§ Activity
Make an exact copy of all the data, pictures excluded.

________________

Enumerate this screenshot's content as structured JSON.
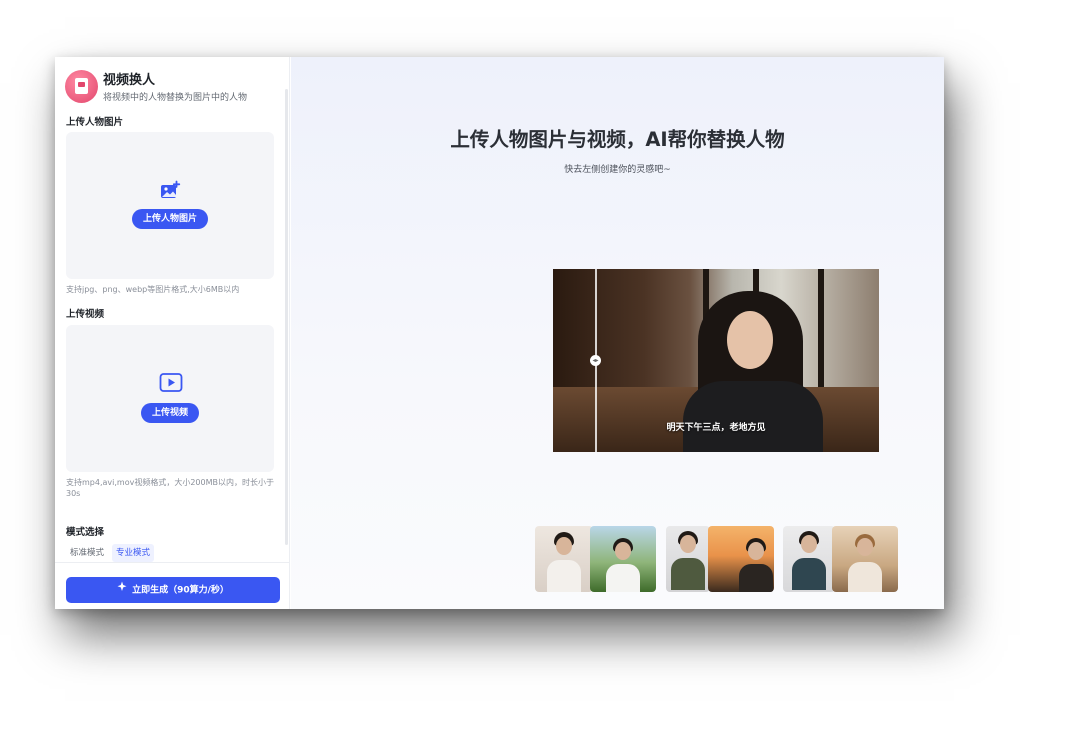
{
  "sidebar": {
    "app_title": "视频换人",
    "app_subtitle": "将视频中的人物替换为图片中的人物",
    "image_section": {
      "title": "上传人物图片",
      "button": "上传人物图片",
      "hint": "支持jpg、png、webp等图片格式,大小6MB以内"
    },
    "video_section": {
      "title": "上传视频",
      "button": "上传视频",
      "hint": "支持mp4,avi,mov视频格式，大小200MB以内，时长小于30s"
    },
    "mode_section": {
      "title": "模式选择",
      "tabs": [
        "标准模式",
        "专业模式"
      ],
      "selected": "专业模式"
    },
    "generate_button": "立即生成（90算力/秒）"
  },
  "main": {
    "title": "上传人物图片与视频，AI帮你替换人物",
    "subtitle": "快去左侧创建你的灵感吧~",
    "preview_caption": "明天下午三点，老地方见"
  },
  "icons": {
    "image_upload": "image-plus-icon",
    "video_upload": "play-square-icon",
    "generate": "sparkle-icon",
    "compare": "compare-handle-icon"
  },
  "colors": {
    "accent": "#3a57f2",
    "logo": "#e2466c"
  }
}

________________

§ Solution
Enumerate this screenshot's content as structured JSON.
{
  "sidebar": {
    "app_title": "视频换人",
    "app_subtitle": "将视频中的人物替换为图片中的人物",
    "image_section": {
      "title": "上传人物图片",
      "button": "上传人物图片",
      "hint": "支持jpg、png、webp等图片格式,大小6MB以内"
    },
    "video_section": {
      "title": "上传视频",
      "button": "上传视频",
      "hint": "支持mp4,avi,mov视频格式，大小200MB以内，时长小于30s"
    },
    "mode_section": {
      "title": "模式选择",
      "tabs": [
        "标准模式",
        "专业模式"
      ],
      "selected": "专业模式"
    },
    "generate_button": "立即生成（90算力/秒）"
  },
  "main": {
    "title": "上传人物图片与视频，AI帮你替换人物",
    "subtitle": "快去左侧创建你的灵感吧~",
    "preview_caption": "明天下午三点，老地方见"
  },
  "icons": {
    "image_upload": "image-plus-icon",
    "video_upload": "play-square-icon",
    "generate": "sparkle-icon",
    "compare": "compare-handle-icon"
  },
  "colors": {
    "accent": "#3a57f2",
    "logo": "#e2466c"
  }
}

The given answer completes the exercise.